Any year that begins with the caucusing of Republicans in Iowa and the sacking of Jim Hoberman at the Voice can come to no good.
Yet here we are embarking on a new venture, Hyperallergic Weekend, to see what we can make of it.
And in an election year, no less: a dubious prospect even in the best of times. If the pack of Republican challengers weren’t enough — an unprecedented stew of the duplicitous and the deranged — we’re already inhaling the toxins spewed from the Citizens United decision, with millions upon millions squandered on attack ads to seize the day in the politically negligible Hawkeye State.
And this week we’ve watched, agape, as some grumpy billionaire threw away $5 million on the spiraling candidacy of Newt Gingrich, who should have been disqualified on the sheer ugliness of his name.
It’s an easy slide into dyspepsia, and perhaps part of our mission will be to keep nihilism at bay.
It won’t be easy. The firing of Jim Hoberman from the Village Voice on the day after the caucuses has generated the requisite cries of execration and the inevitable handwringing about mammon over manna. And that is as it should be.
But the significance of the Voice’s disgrace for me was that, like many others, Hoberman’s column was the core of my film education. There has been much discussion of how lightly he wears his erudition, but more to the point is how potently such wry, understated scholarship can influence a reader’s perception of a piece of living art.
A film insists upon the immediacy of its stimulation, but Hoberman’s subtle interventions are equally insistent upon unthreading the nuance and detail of its various contexts. More importantly, they also create a platform for improbable futures, as new filmmakers build upon insights learned.
As the ever-reliable and overused Walter Benjamin has said, “the cameraman penetrates deeply into [reality’s] web,” and as we circle the web of cinema and life, Hoberman is arguably our most gifted guide and interpreter.
In the opening credits of Jean-Luc Godard’s prophecy-infused Weekend (1967), two title cards make an appearance: “A Film Adrift in the Cosmos” and “A Film Found in a Dump.” The twinning of these concepts sets a pretty steep bar, not unlike Hoberman’s sense of cultural commentary, in which nothing is too high or too low in pursuit of an idea.

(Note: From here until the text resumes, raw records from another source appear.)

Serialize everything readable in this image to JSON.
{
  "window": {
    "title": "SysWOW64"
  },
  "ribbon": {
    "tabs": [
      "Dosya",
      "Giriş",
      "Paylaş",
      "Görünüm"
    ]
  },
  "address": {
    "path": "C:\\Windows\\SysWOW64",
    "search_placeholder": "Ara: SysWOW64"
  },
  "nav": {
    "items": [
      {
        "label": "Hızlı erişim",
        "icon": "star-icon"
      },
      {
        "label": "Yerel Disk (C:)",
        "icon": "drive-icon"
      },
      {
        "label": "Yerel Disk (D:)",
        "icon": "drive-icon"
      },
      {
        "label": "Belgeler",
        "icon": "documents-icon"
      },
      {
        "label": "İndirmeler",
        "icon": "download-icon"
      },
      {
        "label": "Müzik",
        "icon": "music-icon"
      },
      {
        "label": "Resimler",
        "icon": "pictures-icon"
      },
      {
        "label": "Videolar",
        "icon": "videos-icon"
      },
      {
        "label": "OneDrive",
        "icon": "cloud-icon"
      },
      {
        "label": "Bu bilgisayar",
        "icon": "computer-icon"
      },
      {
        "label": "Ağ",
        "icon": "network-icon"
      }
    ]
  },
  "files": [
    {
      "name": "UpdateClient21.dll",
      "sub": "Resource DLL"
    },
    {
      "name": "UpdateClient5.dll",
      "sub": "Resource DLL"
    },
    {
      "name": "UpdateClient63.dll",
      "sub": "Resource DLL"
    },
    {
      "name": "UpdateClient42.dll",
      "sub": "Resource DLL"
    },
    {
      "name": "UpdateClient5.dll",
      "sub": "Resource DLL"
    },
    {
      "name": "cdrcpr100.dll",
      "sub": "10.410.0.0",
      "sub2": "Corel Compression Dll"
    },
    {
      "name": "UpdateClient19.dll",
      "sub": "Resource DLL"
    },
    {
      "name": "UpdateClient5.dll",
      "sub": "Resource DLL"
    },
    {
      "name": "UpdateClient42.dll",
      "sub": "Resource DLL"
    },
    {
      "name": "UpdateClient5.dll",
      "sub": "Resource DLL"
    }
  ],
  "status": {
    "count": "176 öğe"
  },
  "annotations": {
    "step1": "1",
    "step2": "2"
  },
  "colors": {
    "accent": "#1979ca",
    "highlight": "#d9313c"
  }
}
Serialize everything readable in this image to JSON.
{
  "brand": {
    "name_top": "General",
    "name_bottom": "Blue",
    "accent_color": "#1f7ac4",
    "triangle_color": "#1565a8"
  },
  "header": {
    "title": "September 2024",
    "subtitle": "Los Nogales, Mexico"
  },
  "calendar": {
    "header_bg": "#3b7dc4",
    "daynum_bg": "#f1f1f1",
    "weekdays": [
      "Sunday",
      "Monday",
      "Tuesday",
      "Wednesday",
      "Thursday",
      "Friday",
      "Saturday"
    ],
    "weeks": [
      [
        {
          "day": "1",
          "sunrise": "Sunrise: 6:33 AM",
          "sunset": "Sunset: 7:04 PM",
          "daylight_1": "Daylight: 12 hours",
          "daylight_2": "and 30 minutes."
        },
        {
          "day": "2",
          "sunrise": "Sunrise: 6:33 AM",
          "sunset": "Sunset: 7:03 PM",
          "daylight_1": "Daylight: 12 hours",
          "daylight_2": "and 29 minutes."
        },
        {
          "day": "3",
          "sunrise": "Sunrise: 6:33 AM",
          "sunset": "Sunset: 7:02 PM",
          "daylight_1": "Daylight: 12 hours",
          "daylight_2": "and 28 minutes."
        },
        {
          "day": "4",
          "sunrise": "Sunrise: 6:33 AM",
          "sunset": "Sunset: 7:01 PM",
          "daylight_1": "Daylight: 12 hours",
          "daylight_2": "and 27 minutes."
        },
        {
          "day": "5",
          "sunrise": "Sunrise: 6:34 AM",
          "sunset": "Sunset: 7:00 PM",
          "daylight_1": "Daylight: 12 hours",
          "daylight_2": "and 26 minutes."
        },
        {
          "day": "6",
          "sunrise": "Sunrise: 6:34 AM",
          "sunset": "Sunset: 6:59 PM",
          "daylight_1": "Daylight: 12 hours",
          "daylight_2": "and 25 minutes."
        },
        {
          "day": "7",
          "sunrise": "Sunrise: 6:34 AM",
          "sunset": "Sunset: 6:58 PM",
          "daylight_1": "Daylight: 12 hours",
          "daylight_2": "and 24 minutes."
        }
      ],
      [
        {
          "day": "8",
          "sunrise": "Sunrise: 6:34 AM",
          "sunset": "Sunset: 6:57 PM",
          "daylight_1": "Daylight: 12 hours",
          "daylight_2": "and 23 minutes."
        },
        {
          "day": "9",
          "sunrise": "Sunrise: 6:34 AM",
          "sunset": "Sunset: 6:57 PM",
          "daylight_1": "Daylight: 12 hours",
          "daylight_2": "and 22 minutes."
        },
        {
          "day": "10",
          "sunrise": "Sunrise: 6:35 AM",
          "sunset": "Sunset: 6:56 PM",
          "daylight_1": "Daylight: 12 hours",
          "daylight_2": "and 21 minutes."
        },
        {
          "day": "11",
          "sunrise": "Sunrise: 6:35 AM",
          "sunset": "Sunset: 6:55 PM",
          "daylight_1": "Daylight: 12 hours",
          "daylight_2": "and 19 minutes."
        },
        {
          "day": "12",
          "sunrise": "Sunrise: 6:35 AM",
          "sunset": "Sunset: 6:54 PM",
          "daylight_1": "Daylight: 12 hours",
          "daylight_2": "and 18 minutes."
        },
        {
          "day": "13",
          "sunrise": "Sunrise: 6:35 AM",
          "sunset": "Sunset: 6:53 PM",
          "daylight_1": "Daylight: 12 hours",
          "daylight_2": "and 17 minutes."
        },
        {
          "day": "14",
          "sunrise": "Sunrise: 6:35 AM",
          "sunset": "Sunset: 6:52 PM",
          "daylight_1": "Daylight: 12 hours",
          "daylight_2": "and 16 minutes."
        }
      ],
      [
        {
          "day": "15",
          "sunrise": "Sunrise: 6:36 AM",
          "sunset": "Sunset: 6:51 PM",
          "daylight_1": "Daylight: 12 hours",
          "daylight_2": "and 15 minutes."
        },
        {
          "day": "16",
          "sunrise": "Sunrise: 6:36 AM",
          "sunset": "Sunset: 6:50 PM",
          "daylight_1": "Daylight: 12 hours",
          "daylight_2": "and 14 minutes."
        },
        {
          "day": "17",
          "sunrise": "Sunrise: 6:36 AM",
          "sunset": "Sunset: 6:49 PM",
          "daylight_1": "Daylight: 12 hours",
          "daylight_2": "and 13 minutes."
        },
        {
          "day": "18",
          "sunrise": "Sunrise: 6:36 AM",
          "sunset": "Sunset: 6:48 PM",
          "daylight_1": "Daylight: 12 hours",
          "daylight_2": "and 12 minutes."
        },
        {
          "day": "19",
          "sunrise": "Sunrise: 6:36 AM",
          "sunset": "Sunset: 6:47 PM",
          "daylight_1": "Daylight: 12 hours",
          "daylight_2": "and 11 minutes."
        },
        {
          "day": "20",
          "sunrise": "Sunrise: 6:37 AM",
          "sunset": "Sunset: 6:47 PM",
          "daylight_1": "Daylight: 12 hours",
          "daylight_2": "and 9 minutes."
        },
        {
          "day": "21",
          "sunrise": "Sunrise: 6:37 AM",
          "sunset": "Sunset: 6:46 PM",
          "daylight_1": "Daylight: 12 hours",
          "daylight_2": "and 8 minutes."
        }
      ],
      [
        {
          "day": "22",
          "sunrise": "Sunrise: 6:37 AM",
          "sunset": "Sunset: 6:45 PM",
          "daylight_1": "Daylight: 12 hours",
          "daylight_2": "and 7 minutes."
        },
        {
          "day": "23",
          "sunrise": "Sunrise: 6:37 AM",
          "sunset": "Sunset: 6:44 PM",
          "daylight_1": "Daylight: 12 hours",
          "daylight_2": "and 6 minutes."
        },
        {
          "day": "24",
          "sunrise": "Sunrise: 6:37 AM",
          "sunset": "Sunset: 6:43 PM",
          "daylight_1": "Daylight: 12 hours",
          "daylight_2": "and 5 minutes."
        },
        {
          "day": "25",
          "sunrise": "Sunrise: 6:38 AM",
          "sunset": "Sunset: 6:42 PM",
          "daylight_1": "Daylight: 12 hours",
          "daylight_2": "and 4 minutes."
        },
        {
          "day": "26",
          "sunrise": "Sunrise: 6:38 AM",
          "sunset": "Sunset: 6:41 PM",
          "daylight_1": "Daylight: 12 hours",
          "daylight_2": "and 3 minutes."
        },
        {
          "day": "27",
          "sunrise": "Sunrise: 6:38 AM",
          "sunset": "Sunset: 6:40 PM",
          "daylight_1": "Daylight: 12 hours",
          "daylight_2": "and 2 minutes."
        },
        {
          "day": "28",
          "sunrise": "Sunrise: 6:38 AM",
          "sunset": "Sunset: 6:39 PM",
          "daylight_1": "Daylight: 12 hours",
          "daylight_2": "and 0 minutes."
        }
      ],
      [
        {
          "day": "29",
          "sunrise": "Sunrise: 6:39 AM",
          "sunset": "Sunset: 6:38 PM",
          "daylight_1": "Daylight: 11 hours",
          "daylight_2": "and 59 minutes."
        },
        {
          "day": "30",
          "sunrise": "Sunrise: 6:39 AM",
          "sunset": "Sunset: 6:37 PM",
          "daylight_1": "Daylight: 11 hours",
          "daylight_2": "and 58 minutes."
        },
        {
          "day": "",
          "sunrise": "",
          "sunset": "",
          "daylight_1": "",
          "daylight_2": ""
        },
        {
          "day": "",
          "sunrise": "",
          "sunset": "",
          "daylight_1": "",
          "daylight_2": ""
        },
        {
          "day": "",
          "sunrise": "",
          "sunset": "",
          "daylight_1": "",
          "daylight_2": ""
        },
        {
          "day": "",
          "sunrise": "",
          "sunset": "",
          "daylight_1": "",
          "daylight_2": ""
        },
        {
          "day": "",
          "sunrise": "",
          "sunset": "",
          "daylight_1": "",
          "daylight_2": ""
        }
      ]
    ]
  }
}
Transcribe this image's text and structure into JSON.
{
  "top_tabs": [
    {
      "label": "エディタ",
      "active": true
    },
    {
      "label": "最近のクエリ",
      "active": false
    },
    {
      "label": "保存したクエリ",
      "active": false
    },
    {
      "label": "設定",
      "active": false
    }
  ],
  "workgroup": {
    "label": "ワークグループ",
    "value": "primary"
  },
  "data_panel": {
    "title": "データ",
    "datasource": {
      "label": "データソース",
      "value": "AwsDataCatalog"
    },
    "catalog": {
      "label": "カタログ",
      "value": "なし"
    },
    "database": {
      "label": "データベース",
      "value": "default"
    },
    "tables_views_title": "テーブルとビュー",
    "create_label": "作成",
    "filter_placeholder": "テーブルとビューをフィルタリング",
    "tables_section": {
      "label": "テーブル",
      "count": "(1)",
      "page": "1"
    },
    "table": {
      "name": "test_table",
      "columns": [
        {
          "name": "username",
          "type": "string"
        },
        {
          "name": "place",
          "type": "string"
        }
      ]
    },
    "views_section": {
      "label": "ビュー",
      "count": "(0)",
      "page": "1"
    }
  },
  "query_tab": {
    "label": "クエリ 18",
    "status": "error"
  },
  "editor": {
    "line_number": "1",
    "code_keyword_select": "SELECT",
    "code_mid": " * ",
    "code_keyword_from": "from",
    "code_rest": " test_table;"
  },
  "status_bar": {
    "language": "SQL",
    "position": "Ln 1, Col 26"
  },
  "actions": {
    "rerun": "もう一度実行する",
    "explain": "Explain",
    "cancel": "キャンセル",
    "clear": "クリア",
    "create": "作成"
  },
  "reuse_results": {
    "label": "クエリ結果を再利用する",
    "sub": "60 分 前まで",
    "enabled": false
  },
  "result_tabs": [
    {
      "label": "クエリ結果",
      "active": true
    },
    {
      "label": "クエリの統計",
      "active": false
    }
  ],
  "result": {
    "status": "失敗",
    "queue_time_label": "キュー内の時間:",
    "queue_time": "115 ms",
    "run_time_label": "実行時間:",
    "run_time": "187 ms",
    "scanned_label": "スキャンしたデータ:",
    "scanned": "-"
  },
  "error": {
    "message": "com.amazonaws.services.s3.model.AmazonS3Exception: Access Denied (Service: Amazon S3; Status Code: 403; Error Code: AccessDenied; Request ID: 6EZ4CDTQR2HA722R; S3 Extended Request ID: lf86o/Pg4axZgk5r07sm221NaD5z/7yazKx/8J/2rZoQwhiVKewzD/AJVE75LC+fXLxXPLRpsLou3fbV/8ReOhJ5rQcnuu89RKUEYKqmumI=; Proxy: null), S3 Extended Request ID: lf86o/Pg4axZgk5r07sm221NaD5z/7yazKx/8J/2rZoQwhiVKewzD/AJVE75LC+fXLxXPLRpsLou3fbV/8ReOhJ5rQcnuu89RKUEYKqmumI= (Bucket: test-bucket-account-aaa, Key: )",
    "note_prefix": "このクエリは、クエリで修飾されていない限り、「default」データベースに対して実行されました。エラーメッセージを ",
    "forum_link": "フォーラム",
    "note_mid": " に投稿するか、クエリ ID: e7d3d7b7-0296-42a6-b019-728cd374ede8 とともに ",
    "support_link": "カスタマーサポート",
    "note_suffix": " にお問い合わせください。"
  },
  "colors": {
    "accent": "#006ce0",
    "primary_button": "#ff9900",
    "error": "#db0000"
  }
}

And so it will be, I hope, with Hyperallergic Weekend. It will be a spot where art is always in the present tense, but resounding with echoes in a mirrored hall. And that’s all I can say for sure.
Many thanks to Hrag Vartanian and Veken Gueyikian for generously sharing Hyperallergic’s well-earned prominence and vibrant readership with us, and to my colleagues Claudia La Rocco, Albert Mobilio, and John Yau for undergirding this endeavor with their daunting talent.
The small New York art fair celebrated its 26th edition with the works of 11 women artists.
The artist couple shared creativity and mutual devotion reflecting a period of light and joy that came after considerable darkness in their early lives.
Conversations with Leslie Barlow, Mary Griep, Alexa Horochowski, Joe Sinness, Melvin R. Smith, and Tetsuya Yamada will be accessible online or in person at the Minneapolis College of Art and Design.
The plot of Maureen Fazendeiro and Miguel Gomes’s film moves backward in time, continually recontextualizing what at first looks like a simple situation.
It’s art fair season and we’re here to comfort and entertain you during this difficult time of the year with a new, biting edition of our Bingo card series.
Now on view in Pasadena, this exhibition explores how four artists challenged the limitations of gestural abstraction by exploiting the resonance of figural forms.
The artifacts are estimated to date from 400 to 300 BCE, when Greek settlements existed along the northern shores of the Black Sea near Odesa.
Jeremy Webster of Leicester University’s Attenborough Arts Centre reportedly pelted the statue from behind a fence.
Northwestern’s Block Museum of Art Presents A Site of Struggle: American Art against Anti-Black Violence
This new exhibition in Evanston, Illinois considers how art has been used to protest, process, mourn, and memorialize anti-Black violence for more than a century.
Snapchat CEO Evan Spiegel and model Miranda Kerr paid off the student loans of 285 recent graduates.
Cammie Tipton-Amini’s opinion piece “When Ukraine Was Newly Independent and Everything Was Possible” employs simplistic whataboutism that dangerously echoes Putin’s lies.
Anthony Banua-Simon’s documentary Cane Fire contrasts decades of Hollywood images of his home with its current reality.